The launch will follow last year's successful industry-wide test of IPv6 on June 8, 2011, which demonstrated how IPv6 is the best solution to keeping devices communicating and ensuring people stay connected online as the Internet continues to grow. In fact, Facebook was so satisfied with last year's test that it left developers.facebook.com dual stacked, because it saw no reason to switch back.
Major Internet Service Providers (ISPs), home networking equipment manufacturers, and Web companies around the world are coming together to permanently enable IPv6 for their products and services by June 6, 2012. World IPv6 Launch is organized by Internet Society and represents a major milestone in the global deployment of IPv6.
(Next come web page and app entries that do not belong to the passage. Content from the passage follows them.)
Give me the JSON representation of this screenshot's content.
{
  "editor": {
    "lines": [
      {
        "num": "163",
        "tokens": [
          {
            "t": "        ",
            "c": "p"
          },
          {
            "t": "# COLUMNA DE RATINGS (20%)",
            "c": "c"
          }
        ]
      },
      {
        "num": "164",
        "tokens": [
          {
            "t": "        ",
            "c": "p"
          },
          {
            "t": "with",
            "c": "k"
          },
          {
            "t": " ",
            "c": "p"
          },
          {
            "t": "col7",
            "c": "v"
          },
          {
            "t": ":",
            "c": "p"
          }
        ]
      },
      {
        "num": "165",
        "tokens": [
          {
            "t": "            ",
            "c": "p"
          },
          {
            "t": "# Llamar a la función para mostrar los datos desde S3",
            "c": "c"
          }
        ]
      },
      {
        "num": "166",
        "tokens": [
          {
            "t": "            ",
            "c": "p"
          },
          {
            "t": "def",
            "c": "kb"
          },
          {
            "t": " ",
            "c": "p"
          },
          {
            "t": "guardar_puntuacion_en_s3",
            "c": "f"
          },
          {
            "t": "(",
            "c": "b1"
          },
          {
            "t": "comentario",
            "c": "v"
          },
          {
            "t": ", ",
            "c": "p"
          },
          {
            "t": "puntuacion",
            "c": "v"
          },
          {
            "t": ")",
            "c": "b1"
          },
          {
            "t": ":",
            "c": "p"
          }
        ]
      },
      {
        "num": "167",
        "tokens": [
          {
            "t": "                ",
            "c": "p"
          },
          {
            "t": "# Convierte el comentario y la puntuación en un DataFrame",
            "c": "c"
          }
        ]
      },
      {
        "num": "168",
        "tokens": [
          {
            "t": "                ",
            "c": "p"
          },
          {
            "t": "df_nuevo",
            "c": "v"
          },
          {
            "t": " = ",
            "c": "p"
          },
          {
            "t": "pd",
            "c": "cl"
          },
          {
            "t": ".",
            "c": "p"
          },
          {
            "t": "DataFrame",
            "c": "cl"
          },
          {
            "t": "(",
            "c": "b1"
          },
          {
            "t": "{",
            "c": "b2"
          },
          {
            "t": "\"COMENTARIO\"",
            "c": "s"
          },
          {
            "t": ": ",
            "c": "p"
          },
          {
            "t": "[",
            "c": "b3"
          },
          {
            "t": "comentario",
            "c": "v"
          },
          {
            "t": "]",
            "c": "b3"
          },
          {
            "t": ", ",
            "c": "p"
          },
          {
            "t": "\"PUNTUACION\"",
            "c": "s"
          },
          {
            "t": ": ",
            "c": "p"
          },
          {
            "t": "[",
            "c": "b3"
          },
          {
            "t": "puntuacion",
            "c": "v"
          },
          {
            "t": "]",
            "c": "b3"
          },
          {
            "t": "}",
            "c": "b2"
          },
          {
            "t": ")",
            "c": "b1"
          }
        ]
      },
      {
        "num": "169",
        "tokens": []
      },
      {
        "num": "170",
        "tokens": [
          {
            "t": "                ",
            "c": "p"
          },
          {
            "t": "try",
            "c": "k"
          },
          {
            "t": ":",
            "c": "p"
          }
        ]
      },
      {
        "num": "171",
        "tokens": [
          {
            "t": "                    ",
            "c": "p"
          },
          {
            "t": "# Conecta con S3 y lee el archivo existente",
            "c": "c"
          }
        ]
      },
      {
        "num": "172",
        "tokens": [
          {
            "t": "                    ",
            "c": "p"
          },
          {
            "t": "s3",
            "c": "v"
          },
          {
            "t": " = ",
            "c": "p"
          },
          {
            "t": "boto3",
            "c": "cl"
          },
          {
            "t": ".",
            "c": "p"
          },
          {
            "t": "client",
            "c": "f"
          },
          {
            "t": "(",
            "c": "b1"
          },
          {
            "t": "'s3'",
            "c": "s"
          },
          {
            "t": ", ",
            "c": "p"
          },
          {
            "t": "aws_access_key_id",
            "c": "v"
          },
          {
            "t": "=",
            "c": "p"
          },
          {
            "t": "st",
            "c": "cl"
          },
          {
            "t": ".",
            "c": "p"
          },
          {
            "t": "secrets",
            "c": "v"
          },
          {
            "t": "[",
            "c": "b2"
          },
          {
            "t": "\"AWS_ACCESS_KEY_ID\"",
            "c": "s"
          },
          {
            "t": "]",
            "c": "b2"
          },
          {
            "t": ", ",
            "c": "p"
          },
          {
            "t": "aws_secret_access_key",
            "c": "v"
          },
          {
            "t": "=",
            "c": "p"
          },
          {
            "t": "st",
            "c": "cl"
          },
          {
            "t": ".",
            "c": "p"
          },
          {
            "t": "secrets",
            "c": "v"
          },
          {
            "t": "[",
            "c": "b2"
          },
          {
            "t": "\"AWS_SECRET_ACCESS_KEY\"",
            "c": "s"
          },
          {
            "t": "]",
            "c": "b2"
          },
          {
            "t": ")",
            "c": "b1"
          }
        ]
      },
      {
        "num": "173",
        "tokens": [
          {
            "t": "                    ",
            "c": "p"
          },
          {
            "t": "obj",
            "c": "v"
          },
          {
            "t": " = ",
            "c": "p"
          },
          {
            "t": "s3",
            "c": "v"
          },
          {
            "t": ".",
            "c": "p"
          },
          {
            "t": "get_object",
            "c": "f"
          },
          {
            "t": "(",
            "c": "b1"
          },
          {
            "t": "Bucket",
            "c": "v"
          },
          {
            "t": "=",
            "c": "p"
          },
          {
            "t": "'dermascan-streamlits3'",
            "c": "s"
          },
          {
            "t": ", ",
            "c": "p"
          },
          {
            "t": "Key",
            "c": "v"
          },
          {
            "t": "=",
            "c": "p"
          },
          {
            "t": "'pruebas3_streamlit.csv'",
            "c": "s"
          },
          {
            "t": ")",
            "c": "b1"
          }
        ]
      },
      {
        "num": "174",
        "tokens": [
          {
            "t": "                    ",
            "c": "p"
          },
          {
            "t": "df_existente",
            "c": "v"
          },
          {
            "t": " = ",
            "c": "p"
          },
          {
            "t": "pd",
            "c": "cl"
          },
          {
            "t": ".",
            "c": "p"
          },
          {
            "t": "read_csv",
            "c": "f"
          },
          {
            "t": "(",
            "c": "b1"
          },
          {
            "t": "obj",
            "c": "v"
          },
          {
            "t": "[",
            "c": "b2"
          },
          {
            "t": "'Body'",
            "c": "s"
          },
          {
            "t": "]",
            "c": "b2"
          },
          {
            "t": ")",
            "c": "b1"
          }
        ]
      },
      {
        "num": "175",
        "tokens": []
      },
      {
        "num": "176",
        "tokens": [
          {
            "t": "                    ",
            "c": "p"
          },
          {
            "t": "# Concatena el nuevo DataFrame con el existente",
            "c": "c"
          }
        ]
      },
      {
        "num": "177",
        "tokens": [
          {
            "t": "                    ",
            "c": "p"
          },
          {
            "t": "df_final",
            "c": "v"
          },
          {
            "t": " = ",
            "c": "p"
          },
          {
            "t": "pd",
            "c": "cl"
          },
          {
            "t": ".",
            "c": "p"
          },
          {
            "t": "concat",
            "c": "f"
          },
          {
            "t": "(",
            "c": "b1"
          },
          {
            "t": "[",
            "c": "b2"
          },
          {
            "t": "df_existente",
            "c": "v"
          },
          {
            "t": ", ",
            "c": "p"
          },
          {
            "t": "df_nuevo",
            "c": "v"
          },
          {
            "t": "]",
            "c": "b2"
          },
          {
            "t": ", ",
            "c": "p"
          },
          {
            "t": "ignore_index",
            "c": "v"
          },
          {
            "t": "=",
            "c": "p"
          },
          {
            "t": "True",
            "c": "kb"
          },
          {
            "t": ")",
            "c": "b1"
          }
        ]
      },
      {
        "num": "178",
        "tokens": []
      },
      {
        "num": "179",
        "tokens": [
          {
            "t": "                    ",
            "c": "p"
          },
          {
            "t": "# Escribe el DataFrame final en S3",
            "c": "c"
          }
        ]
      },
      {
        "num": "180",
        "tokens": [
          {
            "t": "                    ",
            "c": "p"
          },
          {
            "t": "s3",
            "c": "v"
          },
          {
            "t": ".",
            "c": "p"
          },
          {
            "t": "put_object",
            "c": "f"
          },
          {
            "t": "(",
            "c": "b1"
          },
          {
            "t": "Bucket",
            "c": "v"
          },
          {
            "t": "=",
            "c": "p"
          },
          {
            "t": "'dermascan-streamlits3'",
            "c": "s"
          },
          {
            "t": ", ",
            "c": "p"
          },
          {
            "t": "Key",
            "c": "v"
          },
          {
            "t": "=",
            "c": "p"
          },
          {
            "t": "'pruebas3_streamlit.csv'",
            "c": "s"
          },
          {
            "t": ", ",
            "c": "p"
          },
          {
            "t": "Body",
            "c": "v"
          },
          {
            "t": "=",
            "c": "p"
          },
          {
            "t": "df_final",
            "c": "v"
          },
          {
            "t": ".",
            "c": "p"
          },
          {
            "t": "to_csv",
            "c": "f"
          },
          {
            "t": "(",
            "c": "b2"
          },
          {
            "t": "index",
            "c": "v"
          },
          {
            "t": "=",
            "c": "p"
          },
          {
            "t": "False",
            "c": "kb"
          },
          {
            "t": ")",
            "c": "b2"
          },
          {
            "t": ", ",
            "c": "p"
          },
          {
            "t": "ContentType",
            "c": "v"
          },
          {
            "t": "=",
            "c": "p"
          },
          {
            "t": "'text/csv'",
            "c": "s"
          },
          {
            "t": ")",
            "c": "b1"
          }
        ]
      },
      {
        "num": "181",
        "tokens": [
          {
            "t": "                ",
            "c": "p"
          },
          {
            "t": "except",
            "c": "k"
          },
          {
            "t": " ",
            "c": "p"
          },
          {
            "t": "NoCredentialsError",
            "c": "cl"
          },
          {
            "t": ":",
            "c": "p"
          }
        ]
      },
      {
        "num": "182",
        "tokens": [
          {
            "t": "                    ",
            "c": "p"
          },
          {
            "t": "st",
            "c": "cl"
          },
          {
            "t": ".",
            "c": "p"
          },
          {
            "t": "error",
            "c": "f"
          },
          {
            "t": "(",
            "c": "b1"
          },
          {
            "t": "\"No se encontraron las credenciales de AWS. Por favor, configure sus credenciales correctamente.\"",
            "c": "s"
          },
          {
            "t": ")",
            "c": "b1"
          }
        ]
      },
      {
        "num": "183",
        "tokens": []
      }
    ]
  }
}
Seven ISPs have agreed to participate in World IPv6 Launch and are committed to make IPv6 available automatically as the normal course of business for a significant portion of their subscribers. The following ISPs are committed to having at least 1 percent of their wireline residential subscribers who visit participating websites will do so using IPv6 by June 6: AT&T, Comcast, Free Telecom, Internode, KDDI, Time Warner Cable, and XS4ALL.
Home networking equipment manufacturers Cisco and D-Link are committed to enabling IPv6 by default through the range of their home router products by June 6. Facebook, Google, Microsoft Bing, and Yahoo are committed to enabling IPv6 on their main websites permanently by June 6. Last but certainly not least, content delivery network providers Akamai and Limelight will be enabling their customers to join this list of participating websites by enabling IPv6 throughout their infrastructure.
For the uninitiated, IPv6 is a version of the Internet Protocol slated to succeed IPv4, which currently directs most Internet traffic, but is running out of addresses. IPv4 allows 2^32 addresses (about 4.3 billion) while IPv6 allows up to 2^128 addresses, and includes several other improvements. The problem is the difficult transition from IPv4 to IPv6 (see the links below).
"IPv6 is vital because the Internet's original addressing system (IPv4) has run out of free space," a Facebook spokesperson said in a statement. "Since every device on the Internet relies on a unique address to communicate, we must transition to IPv6 which provides over 4 billion times more addresses than IPv4. IPv6 will ensure everyone (users, ISPs, governments, and companies) have direct and open access to the Internet."